[Website and app data records]
※
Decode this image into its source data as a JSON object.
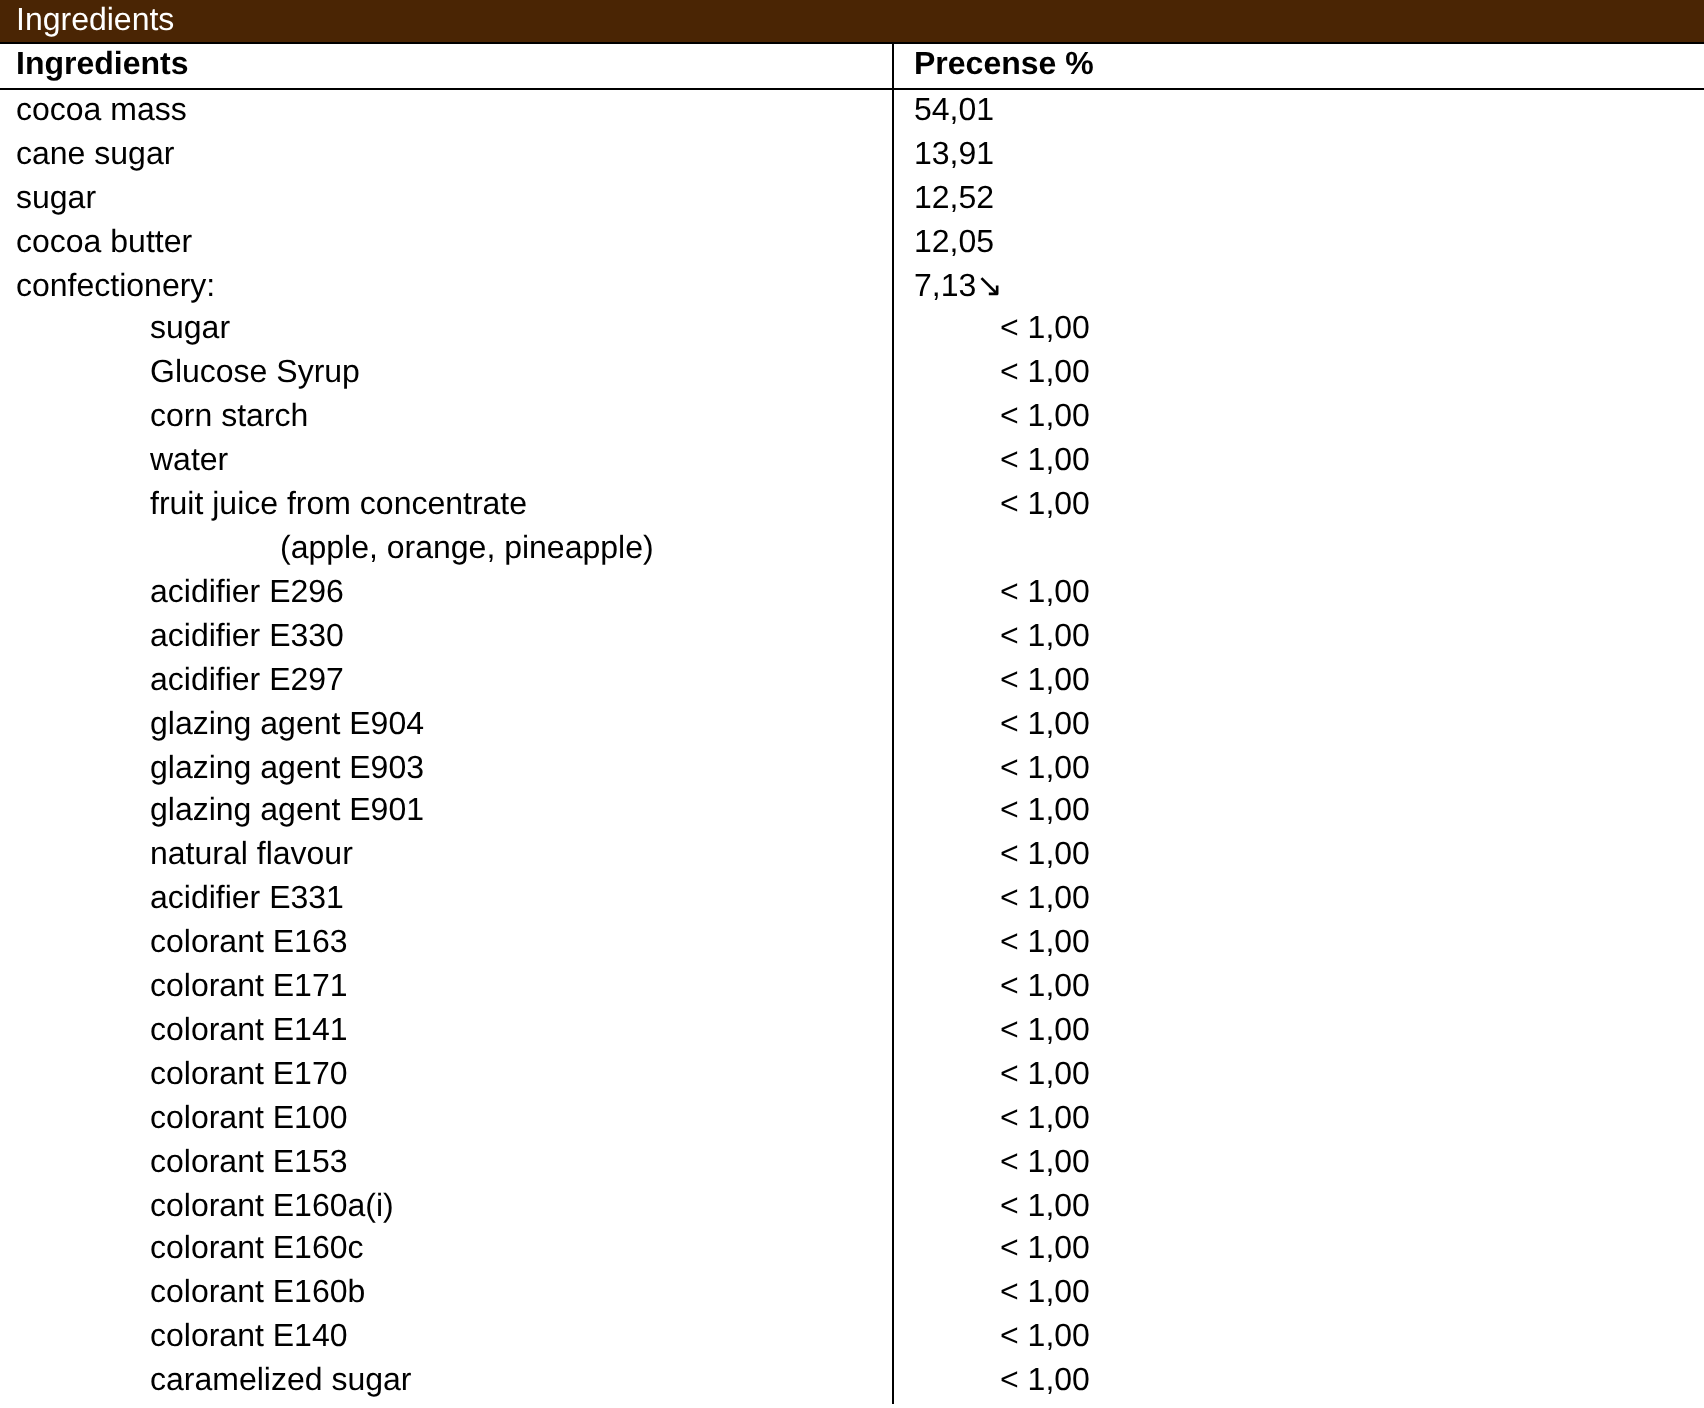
{
  "section_title": "Ingredients",
  "table": {
    "columns": [
      "Ingredients",
      "Precense %"
    ],
    "rows": [
      {
        "name": "cocoa mass",
        "value": "54,01"
      },
      {
        "name": "cane sugar",
        "value": "13,91"
      },
      {
        "name": "sugar",
        "value": "12,52"
      },
      {
        "name": "cocoa butter",
        "value": "12,05"
      },
      {
        "name": "confectionery:",
        "value": "7,13↘",
        "children": [
          {
            "name": "sugar",
            "value": "< 1,00"
          },
          {
            "name": "Glucose Syrup",
            "value": "< 1,00"
          },
          {
            "name": "corn starch",
            "value": "< 1,00"
          },
          {
            "name": "water",
            "value": "< 1,00"
          },
          {
            "name": "fruit juice from concentrate",
            "value": "< 1,00",
            "note": "(apple, orange, pineapple)"
          },
          {
            "name": "acidifier E296",
            "value": "< 1,00"
          },
          {
            "name": "acidifier E330",
            "value": "< 1,00"
          },
          {
            "name": "acidifier E297",
            "value": "< 1,00"
          },
          {
            "name": "glazing agent E904",
            "value": "< 1,00"
          },
          {
            "name": "glazing agent E903",
            "value": "< 1,00"
          },
          {
            "name": "glazing agent E901",
            "value": "< 1,00"
          },
          {
            "name": "natural flavour",
            "value": "< 1,00"
          },
          {
            "name": "acidifier E331",
            "value": "< 1,00"
          },
          {
            "name": "colorant E163",
            "value": "< 1,00"
          },
          {
            "name": "colorant E171",
            "value": "< 1,00"
          },
          {
            "name": "colorant E141",
            "value": "< 1,00"
          },
          {
            "name": "colorant E170",
            "value": "< 1,00"
          },
          {
            "name": "colorant E100",
            "value": "< 1,00"
          },
          {
            "name": "colorant E153",
            "value": "< 1,00"
          },
          {
            "name": "colorant E160a(i)",
            "value": "< 1,00"
          },
          {
            "name": "colorant E160c",
            "value": "< 1,00"
          },
          {
            "name": "colorant E160b",
            "value": "< 1,00"
          },
          {
            "name": "colorant E140",
            "value": "< 1,00"
          },
          {
            "name": "caramelized sugar",
            "value": "< 1,00"
          }
        ]
      }
    ]
  }
}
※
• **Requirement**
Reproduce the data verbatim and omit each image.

• **Answer**
Decode this image into its source data as a JSON object.
{
  "section_title": "Ingredients",
  "table": {
    "columns": [
      "Ingredients",
      "Precense %"
    ],
    "rows": [
      {
        "name": "cocoa mass",
        "value": "54,01"
      },
      {
        "name": "cane sugar",
        "value": "13,91"
      },
      {
        "name": "sugar",
        "value": "12,52"
      },
      {
        "name": "cocoa butter",
        "value": "12,05"
      },
      {
        "name": "confectionery:",
        "value": "7,13↘",
        "children": [
          {
            "name": "sugar",
            "value": "< 1,00"
          },
          {
            "name": "Glucose Syrup",
            "value": "< 1,00"
          },
          {
            "name": "corn starch",
            "value": "< 1,00"
          },
          {
            "name": "water",
            "value": "< 1,00"
          },
          {
            "name": "fruit juice from concentrate",
            "value": "< 1,00",
            "note": "(apple, orange, pineapple)"
          },
          {
            "name": "acidifier E296",
            "value": "< 1,00"
          },
          {
            "name": "acidifier E330",
            "value": "< 1,00"
          },
          {
            "name": "acidifier E297",
            "value": "< 1,00"
          },
          {
            "name": "glazing agent E904",
            "value": "< 1,00"
          },
          {
            "name": "glazing agent E903",
            "value": "< 1,00"
          },
          {
            "name": "glazing agent E901",
            "value": "< 1,00"
          },
          {
            "name": "natural flavour",
            "value": "< 1,00"
          },
          {
            "name": "acidifier E331",
            "value": "< 1,00"
          },
          {
            "name": "colorant E163",
            "value": "< 1,00"
          },
          {
            "name": "colorant E171",
            "value": "< 1,00"
          },
          {
            "name": "colorant E141",
            "value": "< 1,00"
          },
          {
            "name": "colorant E170",
            "value": "< 1,00"
          },
          {
            "name": "colorant E100",
            "value": "< 1,00"
          },
          {
            "name": "colorant E153",
            "value": "< 1,00"
          },
          {
            "name": "colorant E160a(i)",
            "value": "< 1,00"
          },
          {
            "name": "colorant E160c",
            "value": "< 1,00"
          },
          {
            "name": "colorant E160b",
            "value": "< 1,00"
          },
          {
            "name": "colorant E140",
            "value": "< 1,00"
          },
          {
            "name": "caramelized sugar",
            "value": "< 1,00"
          }
        ]
      }
    ]
  }
}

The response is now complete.